··· Task inputs ···

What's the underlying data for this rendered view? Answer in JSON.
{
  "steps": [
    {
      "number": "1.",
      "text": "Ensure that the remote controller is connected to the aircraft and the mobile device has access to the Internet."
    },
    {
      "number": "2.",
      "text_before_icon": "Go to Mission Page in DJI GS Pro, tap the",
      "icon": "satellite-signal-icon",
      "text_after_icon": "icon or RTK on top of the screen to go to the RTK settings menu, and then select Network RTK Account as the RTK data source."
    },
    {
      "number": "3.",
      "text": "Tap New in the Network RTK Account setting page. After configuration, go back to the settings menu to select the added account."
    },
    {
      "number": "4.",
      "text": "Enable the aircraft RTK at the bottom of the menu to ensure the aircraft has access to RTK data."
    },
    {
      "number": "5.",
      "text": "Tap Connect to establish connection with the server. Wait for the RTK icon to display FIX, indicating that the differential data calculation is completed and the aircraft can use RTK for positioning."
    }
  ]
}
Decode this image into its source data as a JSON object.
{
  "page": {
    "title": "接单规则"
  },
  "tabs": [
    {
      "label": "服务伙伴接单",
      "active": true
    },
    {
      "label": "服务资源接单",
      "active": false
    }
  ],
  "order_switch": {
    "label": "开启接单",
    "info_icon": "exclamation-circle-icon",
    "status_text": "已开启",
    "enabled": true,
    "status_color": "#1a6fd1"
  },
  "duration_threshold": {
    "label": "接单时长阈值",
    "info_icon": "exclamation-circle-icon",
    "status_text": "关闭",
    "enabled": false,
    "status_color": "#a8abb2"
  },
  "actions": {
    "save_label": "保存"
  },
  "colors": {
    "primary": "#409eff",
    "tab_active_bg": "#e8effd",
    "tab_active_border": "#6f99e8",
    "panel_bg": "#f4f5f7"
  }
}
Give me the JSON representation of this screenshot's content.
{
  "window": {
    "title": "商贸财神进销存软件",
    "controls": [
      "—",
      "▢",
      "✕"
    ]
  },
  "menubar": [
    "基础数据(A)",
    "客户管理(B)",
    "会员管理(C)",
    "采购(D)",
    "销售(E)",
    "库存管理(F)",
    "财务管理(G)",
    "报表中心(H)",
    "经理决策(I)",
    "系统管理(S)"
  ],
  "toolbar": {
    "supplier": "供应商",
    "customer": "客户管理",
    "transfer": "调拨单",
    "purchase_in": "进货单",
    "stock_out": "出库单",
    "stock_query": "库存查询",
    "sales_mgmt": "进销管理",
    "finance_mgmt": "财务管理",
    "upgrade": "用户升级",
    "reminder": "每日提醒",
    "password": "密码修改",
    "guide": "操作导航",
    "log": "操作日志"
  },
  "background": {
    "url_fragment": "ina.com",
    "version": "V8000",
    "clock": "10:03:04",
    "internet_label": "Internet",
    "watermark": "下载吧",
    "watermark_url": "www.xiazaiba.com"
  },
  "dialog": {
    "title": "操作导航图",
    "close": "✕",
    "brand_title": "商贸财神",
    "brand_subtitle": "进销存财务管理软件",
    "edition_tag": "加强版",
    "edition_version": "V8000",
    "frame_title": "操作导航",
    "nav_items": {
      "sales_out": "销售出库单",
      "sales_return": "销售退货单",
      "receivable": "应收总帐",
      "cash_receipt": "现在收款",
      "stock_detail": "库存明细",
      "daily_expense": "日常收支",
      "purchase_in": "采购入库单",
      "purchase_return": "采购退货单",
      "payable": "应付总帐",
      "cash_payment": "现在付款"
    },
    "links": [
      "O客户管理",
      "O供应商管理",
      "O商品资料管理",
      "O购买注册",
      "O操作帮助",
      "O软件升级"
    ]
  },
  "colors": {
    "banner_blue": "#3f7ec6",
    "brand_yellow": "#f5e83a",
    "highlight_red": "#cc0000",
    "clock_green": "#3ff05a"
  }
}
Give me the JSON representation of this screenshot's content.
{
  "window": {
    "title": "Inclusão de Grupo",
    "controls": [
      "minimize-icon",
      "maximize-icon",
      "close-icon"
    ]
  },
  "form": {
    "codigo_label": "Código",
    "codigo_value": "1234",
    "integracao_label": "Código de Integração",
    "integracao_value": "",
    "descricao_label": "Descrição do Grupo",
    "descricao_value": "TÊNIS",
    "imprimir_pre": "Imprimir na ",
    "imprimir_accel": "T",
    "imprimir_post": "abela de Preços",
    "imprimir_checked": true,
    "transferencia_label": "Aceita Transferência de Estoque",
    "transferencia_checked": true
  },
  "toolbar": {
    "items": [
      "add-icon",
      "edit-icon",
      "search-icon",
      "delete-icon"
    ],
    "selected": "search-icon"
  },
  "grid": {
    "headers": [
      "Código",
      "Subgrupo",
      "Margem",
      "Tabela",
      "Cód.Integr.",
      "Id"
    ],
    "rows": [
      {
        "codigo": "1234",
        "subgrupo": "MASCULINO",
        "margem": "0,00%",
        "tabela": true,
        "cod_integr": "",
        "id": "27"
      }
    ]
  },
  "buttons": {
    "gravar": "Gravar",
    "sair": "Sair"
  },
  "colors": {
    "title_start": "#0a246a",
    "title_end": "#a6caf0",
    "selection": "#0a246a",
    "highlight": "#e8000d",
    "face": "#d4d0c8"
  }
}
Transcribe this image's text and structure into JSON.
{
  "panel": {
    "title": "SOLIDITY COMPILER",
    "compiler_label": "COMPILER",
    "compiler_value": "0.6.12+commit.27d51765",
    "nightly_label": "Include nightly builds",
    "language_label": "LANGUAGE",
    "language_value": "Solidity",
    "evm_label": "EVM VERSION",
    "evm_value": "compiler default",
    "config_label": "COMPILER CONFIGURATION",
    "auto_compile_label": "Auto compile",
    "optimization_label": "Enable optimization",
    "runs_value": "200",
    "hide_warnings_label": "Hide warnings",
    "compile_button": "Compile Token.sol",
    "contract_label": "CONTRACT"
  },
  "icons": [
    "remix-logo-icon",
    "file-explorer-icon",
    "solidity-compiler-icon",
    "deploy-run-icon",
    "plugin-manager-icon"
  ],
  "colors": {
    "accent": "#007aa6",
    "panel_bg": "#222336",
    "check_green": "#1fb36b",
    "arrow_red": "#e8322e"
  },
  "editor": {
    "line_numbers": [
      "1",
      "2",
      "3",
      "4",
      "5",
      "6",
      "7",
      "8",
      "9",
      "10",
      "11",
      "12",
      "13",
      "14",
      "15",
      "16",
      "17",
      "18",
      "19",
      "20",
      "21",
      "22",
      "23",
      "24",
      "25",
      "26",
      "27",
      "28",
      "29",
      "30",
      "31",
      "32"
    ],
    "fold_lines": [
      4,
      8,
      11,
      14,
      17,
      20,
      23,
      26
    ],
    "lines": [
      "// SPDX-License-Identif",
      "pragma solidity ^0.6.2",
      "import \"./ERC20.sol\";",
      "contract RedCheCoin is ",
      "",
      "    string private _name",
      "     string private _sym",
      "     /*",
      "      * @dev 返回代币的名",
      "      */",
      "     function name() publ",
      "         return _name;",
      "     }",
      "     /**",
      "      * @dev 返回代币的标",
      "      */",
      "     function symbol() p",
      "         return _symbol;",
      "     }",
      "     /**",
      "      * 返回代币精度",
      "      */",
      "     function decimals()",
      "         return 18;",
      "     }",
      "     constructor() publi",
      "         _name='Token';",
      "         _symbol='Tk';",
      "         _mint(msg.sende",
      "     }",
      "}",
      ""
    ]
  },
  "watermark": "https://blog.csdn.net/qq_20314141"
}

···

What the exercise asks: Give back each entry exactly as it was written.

Output of the exercise:
What's the underlying data for this rendered view? Answer in JSON.
{
  "steps": [
    {
      "number": "1.",
      "text": "Ensure that the remote controller is connected to the aircraft and the mobile device has access to the Internet."
    },
    {
      "number": "2.",
      "text_before_icon": "Go to Mission Page in DJI GS Pro, tap the",
      "icon": "satellite-signal-icon",
      "text_after_icon": "icon or RTK on top of the screen to go to the RTK settings menu, and then select Network RTK Account as the RTK data source."
    },
    {
      "number": "3.",
      "text": "Tap New in the Network RTK Account setting page. After configuration, go back to the settings menu to select the added account."
    },
    {
      "number": "4.",
      "text": "Enable the aircraft RTK at the bottom of the menu to ensure the aircraft has access to RTK data."
    },
    {
      "number": "5.",
      "text": "Tap Connect to establish connection with the server. Wait for the RTK icon to display FIX, indicating that the differential data calculation is completed and the aircraft can use RTK for positioning."
    }
  ]
}
Decode this image into its source data as a JSON object.
{
  "page": {
    "title": "接单规则"
  },
  "tabs": [
    {
      "label": "服务伙伴接单",
      "active": true
    },
    {
      "label": "服务资源接单",
      "active": false
    }
  ],
  "order_switch": {
    "label": "开启接单",
    "info_icon": "exclamation-circle-icon",
    "status_text": "已开启",
    "enabled": true,
    "status_color": "#1a6fd1"
  },
  "duration_threshold": {
    "label": "接单时长阈值",
    "info_icon": "exclamation-circle-icon",
    "status_text": "关闭",
    "enabled": false,
    "status_color": "#a8abb2"
  },
  "actions": {
    "save_label": "保存"
  },
  "colors": {
    "primary": "#409eff",
    "tab_active_bg": "#e8effd",
    "tab_active_border": "#6f99e8",
    "panel_bg": "#f4f5f7"
  }
}
Give me the JSON representation of this screenshot's content.
{
  "window": {
    "title": "商贸财神进销存软件",
    "controls": [
      "—",
      "▢",
      "✕"
    ]
  },
  "menubar": [
    "基础数据(A)",
    "客户管理(B)",
    "会员管理(C)",
    "采购(D)",
    "销售(E)",
    "库存管理(F)",
    "财务管理(G)",
    "报表中心(H)",
    "经理决策(I)",
    "系统管理(S)"
  ],
  "toolbar": {
    "supplier": "供应商",
    "customer": "客户管理",
    "transfer": "调拨单",
    "purchase_in": "进货单",
    "stock_out": "出库单",
    "stock_query": "库存查询",
    "sales_mgmt": "进销管理",
    "finance_mgmt": "财务管理",
    "upgrade": "用户升级",
    "reminder": "每日提醒",
    "password": "密码修改",
    "guide": "操作导航",
    "log": "操作日志"
  },
  "background": {
    "url_fragment": "ina.com",
    "version": "V8000",
    "clock": "10:03:04",
    "internet_label": "Internet",
    "watermark": "下载吧",
    "watermark_url": "www.xiazaiba.com"
  },
  "dialog": {
    "title": "操作导航图",
    "close": "✕",
    "brand_title": "商贸财神",
    "brand_subtitle": "进销存财务管理软件",
    "edition_tag": "加强版",
    "edition_version": "V8000",
    "frame_title": "操作导航",
    "nav_items": {
      "sales_out": "销售出库单",
      "sales_return": "销售退货单",
      "receivable": "应收总帐",
      "cash_receipt": "现在收款",
      "stock_detail": "库存明细",
      "daily_expense": "日常收支",
      "purchase_in": "采购入库单",
      "purchase_return": "采购退货单",
      "payable": "应付总帐",
      "cash_payment": "现在付款"
    },
    "links": [
      "O客户管理",
      "O供应商管理",
      "O商品资料管理",
      "O购买注册",
      "O操作帮助",
      "O软件升级"
    ]
  },
  "colors": {
    "banner_blue": "#3f7ec6",
    "brand_yellow": "#f5e83a",
    "highlight_red": "#cc0000",
    "clock_green": "#3ff05a"
  }
}
Give me the JSON representation of this screenshot's content.
{
  "window": {
    "title": "Inclusão de Grupo",
    "controls": [
      "minimize-icon",
      "maximize-icon",
      "close-icon"
    ]
  },
  "form": {
    "codigo_label": "Código",
    "codigo_value": "1234",
    "integracao_label": "Código de Integração",
    "integracao_value": "",
    "descricao_label": "Descrição do Grupo",
    "descricao_value": "TÊNIS",
    "imprimir_pre": "Imprimir na ",
    "imprimir_accel": "T",
    "imprimir_post": "abela de Preços",
    "imprimir_checked": true,
    "transferencia_label": "Aceita Transferência de Estoque",
    "transferencia_checked": true
  },
  "toolbar": {
    "items": [
      "add-icon",
      "edit-icon",
      "search-icon",
      "delete-icon"
    ],
    "selected": "search-icon"
  },
  "grid": {
    "headers": [
      "Código",
      "Subgrupo",
      "Margem",
      "Tabela",
      "Cód.Integr.",
      "Id"
    ],
    "rows": [
      {
        "codigo": "1234",
        "subgrupo": "MASCULINO",
        "margem": "0,00%",
        "tabela": true,
        "cod_integr": "",
        "id": "27"
      }
    ]
  },
  "buttons": {
    "gravar": "Gravar",
    "sair": "Sair"
  },
  "colors": {
    "title_start": "#0a246a",
    "title_end": "#a6caf0",
    "selection": "#0a246a",
    "highlight": "#e8000d",
    "face": "#d4d0c8"
  }
}
Transcribe this image's text and structure into JSON.
{
  "panel": {
    "title": "SOLIDITY COMPILER",
    "compiler_label": "COMPILER",
    "compiler_value": "0.6.12+commit.27d51765",
    "nightly_label": "Include nightly builds",
    "language_label": "LANGUAGE",
    "language_value": "Solidity",
    "evm_label": "EVM VERSION",
    "evm_value": "compiler default",
    "config_label": "COMPILER CONFIGURATION",
    "auto_compile_label": "Auto compile",
    "optimization_label": "Enable optimization",
    "runs_value": "200",
    "hide_warnings_label": "Hide warnings",
    "compile_button": "Compile Token.sol",
    "contract_label": "CONTRACT"
  },
  "icons": [
    "remix-logo-icon",
    "file-explorer-icon",
    "solidity-compiler-icon",
    "deploy-run-icon",
    "plugin-manager-icon"
  ],
  "colors": {
    "accent": "#007aa6",
    "panel_bg": "#222336",
    "check_green": "#1fb36b",
    "arrow_red": "#e8322e"
  },
  "editor": {
    "line_numbers": [
      "1",
      "2",
      "3",
      "4",
      "5",
      "6",
      "7",
      "8",
      "9",
      "10",
      "11",
      "12",
      "13",
      "14",
      "15",
      "16",
      "17",
      "18",
      "19",
      "20",
      "21",
      "22",
      "23",
      "24",
      "25",
      "26",
      "27",
      "28",
      "29",
      "30",
      "31",
      "32"
    ],
    "fold_lines": [
      4,
      8,
      11,
      14,
      17,
      20,
      23,
      26
    ],
    "lines": [
      "// SPDX-License-Identif",
      "pragma solidity ^0.6.2",
      "import \"./ERC20.sol\";",
      "contract RedCheCoin is ",
      "",
      "    string private _name",
      "     string private _sym",
      "     /*",
      "      * @dev 返回代币的名",
      "      */",
      "     function name() publ",
      "         return _name;",
      "     }",
      "     /**",
      "      * @dev 返回代币的标",
      "      */",
      "     function symbol() p",
      "         return _symbol;",
      "     }",
      "     /**",
      "      * 返回代币精度",
      "      */",
      "     function decimals()",
      "         return 18;",
      "     }",
      "     constructor() publi",
      "         _name='Token';",
      "         _symbol='Tk';",
      "         _mint(msg.sende",
      "     }",
      "}",
      ""
    ]
  },
  "watermark": "https://blog.csdn.net/qq_20314141"
}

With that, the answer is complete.